::: LISTED RECORDS

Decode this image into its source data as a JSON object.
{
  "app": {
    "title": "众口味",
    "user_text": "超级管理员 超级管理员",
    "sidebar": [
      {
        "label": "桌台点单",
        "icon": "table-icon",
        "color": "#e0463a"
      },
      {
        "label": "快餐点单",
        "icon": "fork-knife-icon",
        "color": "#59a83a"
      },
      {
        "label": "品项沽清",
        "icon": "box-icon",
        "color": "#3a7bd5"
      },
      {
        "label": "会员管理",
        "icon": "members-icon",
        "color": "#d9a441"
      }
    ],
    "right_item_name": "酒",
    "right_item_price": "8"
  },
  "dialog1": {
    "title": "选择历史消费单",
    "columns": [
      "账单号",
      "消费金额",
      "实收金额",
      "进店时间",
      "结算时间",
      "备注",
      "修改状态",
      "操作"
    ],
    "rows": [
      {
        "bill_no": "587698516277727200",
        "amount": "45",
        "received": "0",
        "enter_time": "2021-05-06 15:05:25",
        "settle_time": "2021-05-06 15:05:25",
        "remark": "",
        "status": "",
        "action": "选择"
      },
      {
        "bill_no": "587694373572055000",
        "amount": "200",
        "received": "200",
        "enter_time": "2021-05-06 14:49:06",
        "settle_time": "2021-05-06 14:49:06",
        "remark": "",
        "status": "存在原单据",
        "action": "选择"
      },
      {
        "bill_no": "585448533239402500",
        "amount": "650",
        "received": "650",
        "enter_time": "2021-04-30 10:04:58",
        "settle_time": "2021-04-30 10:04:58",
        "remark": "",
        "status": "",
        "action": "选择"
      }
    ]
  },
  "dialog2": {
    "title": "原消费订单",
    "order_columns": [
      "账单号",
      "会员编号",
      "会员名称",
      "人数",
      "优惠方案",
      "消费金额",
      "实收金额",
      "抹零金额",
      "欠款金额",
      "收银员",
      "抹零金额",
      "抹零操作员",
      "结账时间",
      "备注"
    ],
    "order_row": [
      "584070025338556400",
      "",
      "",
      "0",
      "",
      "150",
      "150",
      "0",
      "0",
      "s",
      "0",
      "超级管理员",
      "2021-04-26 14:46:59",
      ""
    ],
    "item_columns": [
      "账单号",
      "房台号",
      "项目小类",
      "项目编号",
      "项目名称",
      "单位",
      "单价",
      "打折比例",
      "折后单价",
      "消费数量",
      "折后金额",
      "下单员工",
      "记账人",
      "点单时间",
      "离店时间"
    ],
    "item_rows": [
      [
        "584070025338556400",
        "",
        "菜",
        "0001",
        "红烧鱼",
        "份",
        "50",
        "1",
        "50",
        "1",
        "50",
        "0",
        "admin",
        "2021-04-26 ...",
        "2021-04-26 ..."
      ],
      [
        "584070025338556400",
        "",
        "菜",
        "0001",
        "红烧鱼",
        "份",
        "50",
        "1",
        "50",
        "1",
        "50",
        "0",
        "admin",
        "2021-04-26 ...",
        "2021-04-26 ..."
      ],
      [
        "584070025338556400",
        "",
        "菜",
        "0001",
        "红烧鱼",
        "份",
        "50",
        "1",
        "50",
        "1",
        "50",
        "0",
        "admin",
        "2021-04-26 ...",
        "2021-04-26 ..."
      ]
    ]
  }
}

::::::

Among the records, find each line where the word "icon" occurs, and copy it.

WRITTEN ANSWER >>
        "icon": "table-icon",
        "icon": "fork-knife-icon",
        "icon": "box-icon",
        "icon": "members-icon",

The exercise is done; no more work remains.